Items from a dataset
══════════════════════════════
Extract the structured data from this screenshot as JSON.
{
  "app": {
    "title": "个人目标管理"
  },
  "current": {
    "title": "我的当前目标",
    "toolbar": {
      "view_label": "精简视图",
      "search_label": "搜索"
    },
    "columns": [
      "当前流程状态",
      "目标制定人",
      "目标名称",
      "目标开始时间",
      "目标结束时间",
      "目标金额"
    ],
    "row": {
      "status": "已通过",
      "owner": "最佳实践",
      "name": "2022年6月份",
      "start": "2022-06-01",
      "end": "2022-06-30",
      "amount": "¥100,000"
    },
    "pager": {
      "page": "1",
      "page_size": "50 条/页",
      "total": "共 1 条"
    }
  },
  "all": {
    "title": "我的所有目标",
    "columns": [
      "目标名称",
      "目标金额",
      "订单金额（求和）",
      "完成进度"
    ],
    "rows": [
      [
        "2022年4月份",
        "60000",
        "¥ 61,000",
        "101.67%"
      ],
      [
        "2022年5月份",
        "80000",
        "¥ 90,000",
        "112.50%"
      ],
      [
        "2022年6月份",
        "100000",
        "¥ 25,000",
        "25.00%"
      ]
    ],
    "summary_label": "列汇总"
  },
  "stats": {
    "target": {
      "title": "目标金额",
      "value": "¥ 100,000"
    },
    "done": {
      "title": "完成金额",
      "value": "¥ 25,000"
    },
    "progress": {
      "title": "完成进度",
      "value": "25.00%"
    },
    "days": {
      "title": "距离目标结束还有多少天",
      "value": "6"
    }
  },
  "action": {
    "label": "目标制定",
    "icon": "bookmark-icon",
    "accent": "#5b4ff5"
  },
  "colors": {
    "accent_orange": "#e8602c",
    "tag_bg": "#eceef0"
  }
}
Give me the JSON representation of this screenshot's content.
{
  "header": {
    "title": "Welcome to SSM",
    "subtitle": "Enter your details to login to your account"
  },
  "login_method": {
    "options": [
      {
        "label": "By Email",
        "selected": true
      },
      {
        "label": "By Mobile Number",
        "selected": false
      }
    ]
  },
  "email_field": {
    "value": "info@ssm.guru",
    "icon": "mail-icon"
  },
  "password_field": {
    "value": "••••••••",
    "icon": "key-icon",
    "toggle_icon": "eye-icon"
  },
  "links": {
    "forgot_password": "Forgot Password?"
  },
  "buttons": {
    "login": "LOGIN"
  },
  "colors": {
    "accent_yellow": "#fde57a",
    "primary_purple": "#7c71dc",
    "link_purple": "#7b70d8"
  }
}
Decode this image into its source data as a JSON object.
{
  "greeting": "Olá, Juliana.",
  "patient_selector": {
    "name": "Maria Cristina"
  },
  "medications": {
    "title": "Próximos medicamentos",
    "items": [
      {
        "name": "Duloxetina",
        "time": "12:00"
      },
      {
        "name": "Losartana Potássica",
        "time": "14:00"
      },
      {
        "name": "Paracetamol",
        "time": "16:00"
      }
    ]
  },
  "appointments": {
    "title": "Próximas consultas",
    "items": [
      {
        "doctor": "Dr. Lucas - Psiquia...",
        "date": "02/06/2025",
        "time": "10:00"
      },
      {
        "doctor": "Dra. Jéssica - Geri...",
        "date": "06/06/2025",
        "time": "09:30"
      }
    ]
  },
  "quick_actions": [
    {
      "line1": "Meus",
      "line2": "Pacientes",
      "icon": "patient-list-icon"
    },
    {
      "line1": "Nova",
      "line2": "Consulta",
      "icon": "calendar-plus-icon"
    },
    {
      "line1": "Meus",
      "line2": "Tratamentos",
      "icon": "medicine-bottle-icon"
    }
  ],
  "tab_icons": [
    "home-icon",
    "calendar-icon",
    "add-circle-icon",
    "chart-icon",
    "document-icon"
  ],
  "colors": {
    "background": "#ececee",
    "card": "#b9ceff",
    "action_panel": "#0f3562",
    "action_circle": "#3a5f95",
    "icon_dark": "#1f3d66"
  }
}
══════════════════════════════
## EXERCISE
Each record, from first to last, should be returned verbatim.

## OUTPUT BELOW
Extract the structured data from this screenshot as JSON.
{
  "app": {
    "title": "个人目标管理"
  },
  "current": {
    "title": "我的当前目标",
    "toolbar": {
      "view_label": "精简视图",
      "search_label": "搜索"
    },
    "columns": [
      "当前流程状态",
      "目标制定人",
      "目标名称",
      "目标开始时间",
      "目标结束时间",
      "目标金额"
    ],
    "row": {
      "status": "已通过",
      "owner": "最佳实践",
      "name": "2022年6月份",
      "start": "2022-06-01",
      "end": "2022-06-30",
      "amount": "¥100,000"
    },
    "pager": {
      "page": "1",
      "page_size": "50 条/页",
      "total": "共 1 条"
    }
  },
  "all": {
    "title": "我的所有目标",
    "columns": [
      "目标名称",
      "目标金额",
      "订单金额（求和）",
      "完成进度"
    ],
    "rows": [
      [
        "2022年4月份",
        "60000",
        "¥ 61,000",
        "101.67%"
      ],
      [
        "2022年5月份",
        "80000",
        "¥ 90,000",
        "112.50%"
      ],
      [
        "2022年6月份",
        "100000",
        "¥ 25,000",
        "25.00%"
      ]
    ],
    "summary_label": "列汇总"
  },
  "stats": {
    "target": {
      "title": "目标金额",
      "value": "¥ 100,000"
    },
    "done": {
      "title": "完成金额",
      "value": "¥ 25,000"
    },
    "progress": {
      "title": "完成进度",
      "value": "25.00%"
    },
    "days": {
      "title": "距离目标结束还有多少天",
      "value": "6"
    }
  },
  "action": {
    "label": "目标制定",
    "icon": "bookmark-icon",
    "accent": "#5b4ff5"
  },
  "colors": {
    "accent_orange": "#e8602c",
    "tag_bg": "#eceef0"
  }
}
Give me the JSON representation of this screenshot's content.
{
  "header": {
    "title": "Welcome to SSM",
    "subtitle": "Enter your details to login to your account"
  },
  "login_method": {
    "options": [
      {
        "label": "By Email",
        "selected": true
      },
      {
        "label": "By Mobile Number",
        "selected": false
      }
    ]
  },
  "email_field": {
    "value": "info@ssm.guru",
    "icon": "mail-icon"
  },
  "password_field": {
    "value": "••••••••",
    "icon": "key-icon",
    "toggle_icon": "eye-icon"
  },
  "links": {
    "forgot_password": "Forgot Password?"
  },
  "buttons": {
    "login": "LOGIN"
  },
  "colors": {
    "accent_yellow": "#fde57a",
    "primary_purple": "#7c71dc",
    "link_purple": "#7b70d8"
  }
}
Decode this image into its source data as a JSON object.
{
  "greeting": "Olá, Juliana.",
  "patient_selector": {
    "name": "Maria Cristina"
  },
  "medications": {
    "title": "Próximos medicamentos",
    "items": [
      {
        "name": "Duloxetina",
        "time": "12:00"
      },
      {
        "name": "Losartana Potássica",
        "time": "14:00"
      },
      {
        "name": "Paracetamol",
        "time": "16:00"
      }
    ]
  },
  "appointments": {
    "title": "Próximas consultas",
    "items": [
      {
        "doctor": "Dr. Lucas - Psiquia...",
        "date": "02/06/2025",
        "time": "10:00"
      },
      {
        "doctor": "Dra. Jéssica - Geri...",
        "date": "06/06/2025",
        "time": "09:30"
      }
    ]
  },
  "quick_actions": [
    {
      "line1": "Meus",
      "line2": "Pacientes",
      "icon": "patient-list-icon"
    },
    {
      "line1": "Nova",
      "line2": "Consulta",
      "icon": "calendar-plus-icon"
    },
    {
      "line1": "Meus",
      "line2": "Tratamentos",
      "icon": "medicine-bottle-icon"
    }
  ],
  "tab_icons": [
    "home-icon",
    "calendar-icon",
    "add-circle-icon",
    "chart-icon",
    "document-icon"
  ],
  "colors": {
    "background": "#ececee",
    "card": "#b9ceff",
    "action_panel": "#0f3562",
    "action_circle": "#3a5f95",
    "icon_dark": "#1f3d66"
  }
}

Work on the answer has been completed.